Employment scams, also known as job scams, are a form of advance fee fraud scamming where certain unscrupulous persons posing as recruiters or employers offer attractive employment opportunities which require the job seeker to pay them money in advance, usually under the guise of work visas, travel expenses, and out-of-pocket expenses. Sometimes a bogus recruitment agency is said to be handling the process on behalf of the prospective employer to make it seem authentic.
Large and small company identities are used by the fraudsters to make jobs look exciting and legitimate. It's advisable to be wary of any job offerings which arrive in e-mail unsolicited or from a website where you have supposedly posted your CV. Unsolicited applications do not succeed but are preyed upon by the unscrupulous.
To execute the scam a website has usually been set up, but most of the content has been copied from a legitimate company.

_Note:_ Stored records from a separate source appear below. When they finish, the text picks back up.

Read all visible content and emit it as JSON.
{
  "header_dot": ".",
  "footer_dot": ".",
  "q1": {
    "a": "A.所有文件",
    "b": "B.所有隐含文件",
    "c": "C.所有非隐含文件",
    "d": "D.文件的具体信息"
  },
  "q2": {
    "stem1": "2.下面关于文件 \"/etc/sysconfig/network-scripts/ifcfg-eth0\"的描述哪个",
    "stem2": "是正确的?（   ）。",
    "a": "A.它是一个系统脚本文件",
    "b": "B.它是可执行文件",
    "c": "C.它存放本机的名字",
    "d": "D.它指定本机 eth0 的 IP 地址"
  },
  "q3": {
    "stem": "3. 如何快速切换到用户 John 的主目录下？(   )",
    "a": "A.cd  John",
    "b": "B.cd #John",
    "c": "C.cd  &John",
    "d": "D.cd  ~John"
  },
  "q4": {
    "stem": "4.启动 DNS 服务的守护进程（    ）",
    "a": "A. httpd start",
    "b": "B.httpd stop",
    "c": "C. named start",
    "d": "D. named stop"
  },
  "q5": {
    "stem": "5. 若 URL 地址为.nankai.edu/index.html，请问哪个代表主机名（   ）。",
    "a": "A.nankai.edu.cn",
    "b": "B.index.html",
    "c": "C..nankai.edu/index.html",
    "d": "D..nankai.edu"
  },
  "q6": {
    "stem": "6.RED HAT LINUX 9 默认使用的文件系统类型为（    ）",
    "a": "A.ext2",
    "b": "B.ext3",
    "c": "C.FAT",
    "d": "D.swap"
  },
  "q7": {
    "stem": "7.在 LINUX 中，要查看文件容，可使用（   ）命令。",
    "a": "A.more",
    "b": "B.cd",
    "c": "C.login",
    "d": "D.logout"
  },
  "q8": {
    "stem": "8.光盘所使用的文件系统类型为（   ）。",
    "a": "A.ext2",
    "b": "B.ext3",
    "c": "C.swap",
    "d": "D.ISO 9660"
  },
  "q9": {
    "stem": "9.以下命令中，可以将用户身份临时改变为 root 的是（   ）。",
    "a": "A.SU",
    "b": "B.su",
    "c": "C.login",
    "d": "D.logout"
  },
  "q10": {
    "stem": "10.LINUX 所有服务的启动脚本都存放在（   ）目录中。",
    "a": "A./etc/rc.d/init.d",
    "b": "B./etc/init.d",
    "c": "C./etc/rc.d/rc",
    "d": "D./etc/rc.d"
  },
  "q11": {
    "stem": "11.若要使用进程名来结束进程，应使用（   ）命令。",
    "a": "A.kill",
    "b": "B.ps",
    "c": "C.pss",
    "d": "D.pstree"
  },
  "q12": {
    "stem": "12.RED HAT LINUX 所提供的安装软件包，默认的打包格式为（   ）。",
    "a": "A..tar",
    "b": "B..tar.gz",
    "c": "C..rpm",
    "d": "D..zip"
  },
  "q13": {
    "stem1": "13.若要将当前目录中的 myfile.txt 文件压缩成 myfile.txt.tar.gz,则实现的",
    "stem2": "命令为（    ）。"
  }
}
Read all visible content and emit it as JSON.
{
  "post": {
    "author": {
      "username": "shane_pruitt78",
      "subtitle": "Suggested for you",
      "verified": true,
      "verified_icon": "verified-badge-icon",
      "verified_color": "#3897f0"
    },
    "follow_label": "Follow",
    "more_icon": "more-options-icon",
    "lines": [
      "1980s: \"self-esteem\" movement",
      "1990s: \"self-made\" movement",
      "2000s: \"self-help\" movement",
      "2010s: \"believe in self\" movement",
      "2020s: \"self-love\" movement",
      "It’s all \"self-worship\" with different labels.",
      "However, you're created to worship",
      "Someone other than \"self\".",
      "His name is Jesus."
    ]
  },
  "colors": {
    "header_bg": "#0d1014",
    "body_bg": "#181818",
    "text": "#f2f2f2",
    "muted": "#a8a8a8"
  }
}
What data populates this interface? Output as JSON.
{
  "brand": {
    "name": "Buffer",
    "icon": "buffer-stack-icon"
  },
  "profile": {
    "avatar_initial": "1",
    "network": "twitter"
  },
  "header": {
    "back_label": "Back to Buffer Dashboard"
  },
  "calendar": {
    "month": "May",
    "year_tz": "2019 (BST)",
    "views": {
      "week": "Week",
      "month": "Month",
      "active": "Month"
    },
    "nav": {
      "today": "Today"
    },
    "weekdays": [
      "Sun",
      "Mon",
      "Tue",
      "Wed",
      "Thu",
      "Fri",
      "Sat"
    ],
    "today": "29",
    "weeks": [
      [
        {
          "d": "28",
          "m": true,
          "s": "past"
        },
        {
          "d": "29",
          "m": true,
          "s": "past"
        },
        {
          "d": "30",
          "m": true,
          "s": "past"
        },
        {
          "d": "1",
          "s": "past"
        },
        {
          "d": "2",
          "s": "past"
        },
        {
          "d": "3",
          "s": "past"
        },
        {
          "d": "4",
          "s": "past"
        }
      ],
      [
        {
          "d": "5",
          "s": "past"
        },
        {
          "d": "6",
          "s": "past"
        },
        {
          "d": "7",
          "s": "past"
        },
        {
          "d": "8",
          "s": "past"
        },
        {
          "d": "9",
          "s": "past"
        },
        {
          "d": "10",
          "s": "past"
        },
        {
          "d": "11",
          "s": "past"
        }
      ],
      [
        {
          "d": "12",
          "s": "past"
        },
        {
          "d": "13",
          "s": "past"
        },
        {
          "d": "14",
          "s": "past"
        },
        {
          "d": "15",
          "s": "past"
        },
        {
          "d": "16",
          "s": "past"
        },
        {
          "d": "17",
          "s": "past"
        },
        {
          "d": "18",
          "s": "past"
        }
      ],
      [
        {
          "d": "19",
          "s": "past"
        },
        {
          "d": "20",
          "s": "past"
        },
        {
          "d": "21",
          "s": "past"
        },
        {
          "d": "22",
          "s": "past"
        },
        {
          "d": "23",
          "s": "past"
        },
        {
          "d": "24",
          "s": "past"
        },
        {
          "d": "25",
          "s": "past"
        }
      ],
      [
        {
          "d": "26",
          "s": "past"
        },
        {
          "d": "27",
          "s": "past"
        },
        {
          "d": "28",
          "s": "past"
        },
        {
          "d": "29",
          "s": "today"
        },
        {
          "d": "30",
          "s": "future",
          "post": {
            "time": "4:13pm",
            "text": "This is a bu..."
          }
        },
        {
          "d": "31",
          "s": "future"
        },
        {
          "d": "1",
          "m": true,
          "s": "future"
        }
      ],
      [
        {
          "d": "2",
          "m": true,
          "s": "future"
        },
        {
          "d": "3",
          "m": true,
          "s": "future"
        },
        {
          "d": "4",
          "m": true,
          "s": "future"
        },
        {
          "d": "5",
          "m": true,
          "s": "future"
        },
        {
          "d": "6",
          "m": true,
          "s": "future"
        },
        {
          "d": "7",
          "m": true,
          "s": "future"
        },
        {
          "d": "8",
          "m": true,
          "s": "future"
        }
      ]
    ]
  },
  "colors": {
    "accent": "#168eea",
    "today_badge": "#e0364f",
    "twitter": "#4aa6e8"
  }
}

A website is probably part of a scam if:
1. When you copy a significant sentence and do an internet search you find it repeated in other websites
2. Jobs are not hyperlinked to a description or application process - they are hardwired into the site and continuously available
3. A search on the name reveals lots of hits for a company with a very similar name, but only one or two for the scam company
4. The phone number sequence is not associated with the location of the company
5. When moving around the website from the home page the destination pages have not been constructed
The scammers will go through the recruitment processes very loosely. You may have one short interview or perhaps two. They will be quite superficial and the company will reach a decision immediately or the next day and send you a contract of employment. It may offer you accommodation as part of its terms.
In Malaysia, only employers can apply to Immigration for an Employment Pass (work permit) and a bona fide company would absorb the costs itself. It's not advisable to "buy" a valid Employment Pass yourself from an agent. Once you have a job the employer will submit your passport to Immigration because permission to work is associated directly to the company employing you.
It's good to be cautious. Carry out some simple tests or ask others to help you verify the company, the vacancy or the identity of the person handling the process. Receiving correspondence from an anonymous email address (e.g. hr@ ) may make you suspicious.